Listed entries >>

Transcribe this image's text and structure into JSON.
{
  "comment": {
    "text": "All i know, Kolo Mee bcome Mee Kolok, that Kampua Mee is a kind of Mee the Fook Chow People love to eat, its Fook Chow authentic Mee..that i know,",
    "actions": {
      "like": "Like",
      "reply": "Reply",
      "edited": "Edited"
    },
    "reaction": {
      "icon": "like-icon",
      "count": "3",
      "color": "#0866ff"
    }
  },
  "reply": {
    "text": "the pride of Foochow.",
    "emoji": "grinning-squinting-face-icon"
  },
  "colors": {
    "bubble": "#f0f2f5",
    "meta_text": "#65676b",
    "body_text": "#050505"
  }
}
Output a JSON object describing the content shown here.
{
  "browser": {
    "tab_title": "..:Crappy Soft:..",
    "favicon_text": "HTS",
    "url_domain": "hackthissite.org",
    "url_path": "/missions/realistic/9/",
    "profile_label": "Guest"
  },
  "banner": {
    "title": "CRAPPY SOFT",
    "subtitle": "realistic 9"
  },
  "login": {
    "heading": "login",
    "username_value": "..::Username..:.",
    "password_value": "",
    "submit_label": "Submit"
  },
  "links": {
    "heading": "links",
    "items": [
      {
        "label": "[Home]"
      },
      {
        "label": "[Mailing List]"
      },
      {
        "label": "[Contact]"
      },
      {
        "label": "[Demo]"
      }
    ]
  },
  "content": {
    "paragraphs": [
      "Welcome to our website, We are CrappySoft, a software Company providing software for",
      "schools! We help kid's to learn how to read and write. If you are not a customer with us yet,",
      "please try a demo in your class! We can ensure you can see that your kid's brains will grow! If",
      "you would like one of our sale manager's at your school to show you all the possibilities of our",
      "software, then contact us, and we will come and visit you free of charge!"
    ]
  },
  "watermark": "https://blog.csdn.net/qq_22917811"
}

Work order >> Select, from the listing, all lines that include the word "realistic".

Answer to the exercise >>
    "url_path": "/missions/realistic/9/",
    "subtitle": "realistic 9"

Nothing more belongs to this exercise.